This is proving to be a big year for cannabis. As a result, we are ranking the fifty states from worst to best on how they treat cannabis and those who consume it. Each of our State of Cannabis posts will analyze one state and our final post will crown the best state for cannabis. As is always the case, but particularly so with this series, we welcome your comments. We have finally crossed the half-way point. The states featured going forward generally have mixed laws when it comes to cannabis. Some good, some bad, and some ugly. Today we turn to number 18: Michigan.
Our previous rankings are as follows: 19. New Hampshire; 20. Ohio; 21. New Jersey; 22. Illinois; 23. Minnesota; 24. New York; 25. Wisconsin; 26. Arizona; 27. West Virginia; 28. Indiana; 29. North Carolina; 30. Utah; 31. South Carolina; 32. Tennessee; 33. North Dakota; 34.Georgia; 35. Louisiana; 36. Mississippi; 37. Nebraska; 38. Missouri; 39. Florida; 40. Arkansas; 41. Montana; 42. Iowa; 43. Virginia; 44. Wyoming; 45. Texas; 46. Kansas; 47. Alabama; 48. Idaho; 49. Oklahoma; 50. South Dakota.
Criminal Penalties. The possession of any amount of marijuana can earn up to 1 year in prison and a maximum fine of $2,000. The use of marijuana can earn up to 90 days in prison and a maximum fine of $100. A person who faces a possession or use charge may earn a conditional discharge, provided that he or she has no prior offenses.
The exchange of marijuana without remuneration (i.e., a gift) earns up to 1 year in prison and a maximum fine of $1,000. The sale of under 5 kilograms earns up to 4 years in prison and a maximum fine of $20,000. The sale of between 5-45 kilograms earns up to 7 years in prison and a maximum fine of $500,000. The sale of over 45 kilograms earns up to 15 years in prison and a maximum fine of $10,000,000.
Medical Marijuana. In 2008, voters passed the Michigan Medical Marijuana Act (MMMA), legalizing medical marijuana. The act was ambiguous and complicated. In a case reviewing the act, Michigan Court of Appeals Judge Peter J. O’Connell acknowledged this and made the following warning:
Reading this act is similar to participating in the Triwizard Tournament described in J.K. Rowling’s Harry Potter and the Goblet of Fire: the maze that is this statute is so complex that the final result will only be known once the Supreme Court has had an opportunity to review and remove the haze from this act.
Several attempted legislative fixes and court challenges failed to clarify the law (Michigan Radio, the local NPR affiliate, provides a helpful timeline). In 2013 the Michigan Supreme Court issued an opinion clarifying the MMMA. In State of Michigan v. McQueen, the court ruled that the MMMA did not permit marijuana dispensaries and prohibited unrestricted retail sales of marijuana. As a result, Michigan closed medical marijuana dispensaries. A recent opinion from a Michigan Court of Appeals has affirmed that patients are limited in how they can obtain medical cannabis. Patients can grow their own marijuana or obtain it from a caregiver who can provide marijuana for no more than five patients. Patients who choose to grow their own cannabis must keep no more than 12 marijuana plants in a locked facility, not viewable by the public. If grown outdoors, the plants must remain in a fenced structure that restricts the public’s access to and view of the plants.

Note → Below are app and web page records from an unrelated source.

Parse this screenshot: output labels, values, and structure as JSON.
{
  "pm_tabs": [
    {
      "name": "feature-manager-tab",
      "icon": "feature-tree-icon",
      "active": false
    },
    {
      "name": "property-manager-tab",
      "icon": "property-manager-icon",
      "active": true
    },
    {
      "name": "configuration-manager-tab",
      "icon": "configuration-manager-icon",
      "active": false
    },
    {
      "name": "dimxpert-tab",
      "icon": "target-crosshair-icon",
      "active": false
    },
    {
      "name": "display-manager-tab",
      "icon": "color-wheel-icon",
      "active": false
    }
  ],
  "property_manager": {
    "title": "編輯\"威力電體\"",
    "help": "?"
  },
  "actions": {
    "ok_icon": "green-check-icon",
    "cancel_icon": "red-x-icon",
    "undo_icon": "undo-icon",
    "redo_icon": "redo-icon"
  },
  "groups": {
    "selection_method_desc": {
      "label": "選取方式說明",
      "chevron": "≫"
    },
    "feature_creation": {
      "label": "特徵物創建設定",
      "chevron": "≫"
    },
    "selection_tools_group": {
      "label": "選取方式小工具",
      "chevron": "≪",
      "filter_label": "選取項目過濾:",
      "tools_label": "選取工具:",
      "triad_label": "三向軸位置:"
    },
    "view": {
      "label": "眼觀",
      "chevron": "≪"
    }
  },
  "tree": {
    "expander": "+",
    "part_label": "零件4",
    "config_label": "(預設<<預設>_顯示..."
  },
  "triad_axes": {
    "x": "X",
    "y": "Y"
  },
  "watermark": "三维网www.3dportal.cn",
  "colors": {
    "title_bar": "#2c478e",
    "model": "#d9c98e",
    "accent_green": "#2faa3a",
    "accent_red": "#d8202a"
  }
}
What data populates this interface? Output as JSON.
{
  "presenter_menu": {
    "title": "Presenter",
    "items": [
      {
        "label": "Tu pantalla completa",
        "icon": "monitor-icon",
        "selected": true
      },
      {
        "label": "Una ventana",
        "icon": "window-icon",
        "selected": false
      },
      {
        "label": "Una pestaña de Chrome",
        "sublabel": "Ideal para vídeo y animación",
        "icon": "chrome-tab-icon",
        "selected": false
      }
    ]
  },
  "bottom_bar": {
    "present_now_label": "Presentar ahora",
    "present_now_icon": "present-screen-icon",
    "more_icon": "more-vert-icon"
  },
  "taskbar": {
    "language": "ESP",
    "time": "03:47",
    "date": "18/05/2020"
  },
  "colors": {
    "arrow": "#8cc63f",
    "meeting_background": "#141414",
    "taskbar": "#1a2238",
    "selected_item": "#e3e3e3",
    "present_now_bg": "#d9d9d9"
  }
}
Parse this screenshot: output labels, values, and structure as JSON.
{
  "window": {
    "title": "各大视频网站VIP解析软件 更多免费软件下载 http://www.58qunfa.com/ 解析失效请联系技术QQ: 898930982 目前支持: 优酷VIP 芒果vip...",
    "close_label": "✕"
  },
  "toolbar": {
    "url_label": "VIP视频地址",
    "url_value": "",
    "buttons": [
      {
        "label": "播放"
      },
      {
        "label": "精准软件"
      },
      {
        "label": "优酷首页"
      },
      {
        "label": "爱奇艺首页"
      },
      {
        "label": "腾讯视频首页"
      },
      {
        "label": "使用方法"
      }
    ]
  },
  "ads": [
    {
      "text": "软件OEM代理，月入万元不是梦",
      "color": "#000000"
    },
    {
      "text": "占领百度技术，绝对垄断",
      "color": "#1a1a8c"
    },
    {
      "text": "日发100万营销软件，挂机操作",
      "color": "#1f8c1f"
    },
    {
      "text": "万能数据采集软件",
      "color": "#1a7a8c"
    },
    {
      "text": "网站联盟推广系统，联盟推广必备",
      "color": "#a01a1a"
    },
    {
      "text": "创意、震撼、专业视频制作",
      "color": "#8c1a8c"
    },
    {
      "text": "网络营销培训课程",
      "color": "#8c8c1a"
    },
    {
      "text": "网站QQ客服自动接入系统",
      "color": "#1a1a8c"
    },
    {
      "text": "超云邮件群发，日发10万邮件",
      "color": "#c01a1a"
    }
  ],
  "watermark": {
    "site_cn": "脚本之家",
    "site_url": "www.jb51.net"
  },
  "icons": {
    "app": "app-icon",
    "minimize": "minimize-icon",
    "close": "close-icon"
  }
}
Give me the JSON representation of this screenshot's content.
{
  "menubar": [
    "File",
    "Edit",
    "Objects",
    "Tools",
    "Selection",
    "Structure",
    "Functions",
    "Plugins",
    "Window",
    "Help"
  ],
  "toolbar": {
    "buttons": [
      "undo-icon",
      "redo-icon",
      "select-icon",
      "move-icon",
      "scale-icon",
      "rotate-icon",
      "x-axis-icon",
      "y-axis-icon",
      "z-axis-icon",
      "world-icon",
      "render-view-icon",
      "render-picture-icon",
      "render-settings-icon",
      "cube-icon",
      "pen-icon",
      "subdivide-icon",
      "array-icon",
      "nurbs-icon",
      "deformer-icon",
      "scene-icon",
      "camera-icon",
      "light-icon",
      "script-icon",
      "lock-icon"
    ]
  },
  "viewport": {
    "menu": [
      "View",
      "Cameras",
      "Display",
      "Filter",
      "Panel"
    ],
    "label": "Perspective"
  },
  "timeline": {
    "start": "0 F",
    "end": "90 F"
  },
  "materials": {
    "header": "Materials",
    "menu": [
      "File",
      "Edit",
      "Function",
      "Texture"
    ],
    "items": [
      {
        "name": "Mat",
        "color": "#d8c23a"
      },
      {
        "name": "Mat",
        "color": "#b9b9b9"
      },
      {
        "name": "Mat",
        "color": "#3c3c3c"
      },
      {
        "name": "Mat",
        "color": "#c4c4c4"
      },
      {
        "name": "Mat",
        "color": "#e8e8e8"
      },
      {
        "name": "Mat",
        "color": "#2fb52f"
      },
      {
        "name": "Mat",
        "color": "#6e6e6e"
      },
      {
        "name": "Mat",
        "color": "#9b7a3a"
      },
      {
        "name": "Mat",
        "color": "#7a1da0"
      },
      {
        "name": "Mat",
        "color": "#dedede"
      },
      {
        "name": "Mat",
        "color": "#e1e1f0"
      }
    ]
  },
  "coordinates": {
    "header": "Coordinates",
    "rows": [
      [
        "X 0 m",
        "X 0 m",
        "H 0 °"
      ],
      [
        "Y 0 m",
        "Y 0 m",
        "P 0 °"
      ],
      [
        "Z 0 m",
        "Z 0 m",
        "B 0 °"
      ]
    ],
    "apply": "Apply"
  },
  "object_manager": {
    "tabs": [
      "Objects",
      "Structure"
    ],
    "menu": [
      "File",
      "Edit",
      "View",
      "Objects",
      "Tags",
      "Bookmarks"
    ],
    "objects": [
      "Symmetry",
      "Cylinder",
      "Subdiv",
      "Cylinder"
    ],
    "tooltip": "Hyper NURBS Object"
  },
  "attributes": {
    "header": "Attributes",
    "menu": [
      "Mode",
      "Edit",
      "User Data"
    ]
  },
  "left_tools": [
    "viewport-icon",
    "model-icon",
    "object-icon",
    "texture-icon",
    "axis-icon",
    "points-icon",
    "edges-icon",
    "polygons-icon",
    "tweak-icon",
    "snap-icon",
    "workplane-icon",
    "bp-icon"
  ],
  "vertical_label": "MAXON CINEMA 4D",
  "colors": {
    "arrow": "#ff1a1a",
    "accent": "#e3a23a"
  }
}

Patients must obtain a registration card after receiving a recommendation from a physician for a qualifying condition. The MMMA named several qualifying conditions, including cancer, HIV/AIDS, and Alzheimer’s disease. Patients may also use medical marijuana to treat chronic and debilitating medical conditions not named in the statute if the condition or treatment for the condition causes two of the following side effects: cachexia or wasting syndrome, severe and chronic pain, severe nausea, seizures, or severe and persistent muscle spasms. Michigan will recognize medical marijuana authorizations from other states, provided that the other states also recognize Michigan cannabis authorizations.
Recreational Marijuana. Legalization proponents in Michigan are currently in a legal battle attempting to place a legalization initiative on the 2016 ballot. There is a challenge as to whether some signatures used to qualify the initiative for the ballot were over 180 days old, rendering them invalid. At this time, the fate of the legalization ballot is still unknown.
Bottomline. The criminal laws in Michigan are fairly middling. The penalties are in line with laws across the country. It is unfortunate that Michigan still criminalizes the use of marijuana. Michigan’s medical marijuana laws are a mess. Depending on how you feel about regulations, this could be deemed a positive or a negative. The state does not have dispensaries but does allow for homegrows. Some may view Michigan’s uncertainty as an opportunity to grow marijuana without interference from regulatory bodies. Others may see the lack of clarity as a reason to worry. It can be hard to predict the legality of a certain action when the rules are so unclear. Finally, although it may not happen in 2016, Michigan appears to be moving towards full legalization. Overall, Michigan marijuana is probably the most confusing state but still not too bad.